**Data records for software interfaces:**
####################
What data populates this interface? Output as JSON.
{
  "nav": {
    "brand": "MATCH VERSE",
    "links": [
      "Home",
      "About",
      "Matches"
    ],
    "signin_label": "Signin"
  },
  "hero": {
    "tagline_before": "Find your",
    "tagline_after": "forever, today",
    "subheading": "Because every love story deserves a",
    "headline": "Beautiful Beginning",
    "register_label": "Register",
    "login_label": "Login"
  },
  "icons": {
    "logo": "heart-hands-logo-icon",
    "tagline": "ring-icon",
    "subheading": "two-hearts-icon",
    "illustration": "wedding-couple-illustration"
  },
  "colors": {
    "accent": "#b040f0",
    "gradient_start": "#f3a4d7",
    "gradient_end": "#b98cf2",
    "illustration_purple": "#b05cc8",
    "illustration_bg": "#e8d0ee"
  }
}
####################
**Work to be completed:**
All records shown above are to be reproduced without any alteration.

**Problem solution:**
What data populates this interface? Output as JSON.
{
  "nav": {
    "brand": "MATCH VERSE",
    "links": [
      "Home",
      "About",
      "Matches"
    ],
    "signin_label": "Signin"
  },
  "hero": {
    "tagline_before": "Find your",
    "tagline_after": "forever, today",
    "subheading": "Because every love story deserves a",
    "headline": "Beautiful Beginning",
    "register_label": "Register",
    "login_label": "Login"
  },
  "icons": {
    "logo": "heart-hands-logo-icon",
    "tagline": "ring-icon",
    "subheading": "two-hearts-icon",
    "illustration": "wedding-couple-illustration"
  },
  "colors": {
    "accent": "#b040f0",
    "gradient_start": "#f3a4d7",
    "gradient_end": "#b98cf2",
    "illustration_purple": "#b05cc8",
    "illustration_bg": "#e8d0ee"
  }
}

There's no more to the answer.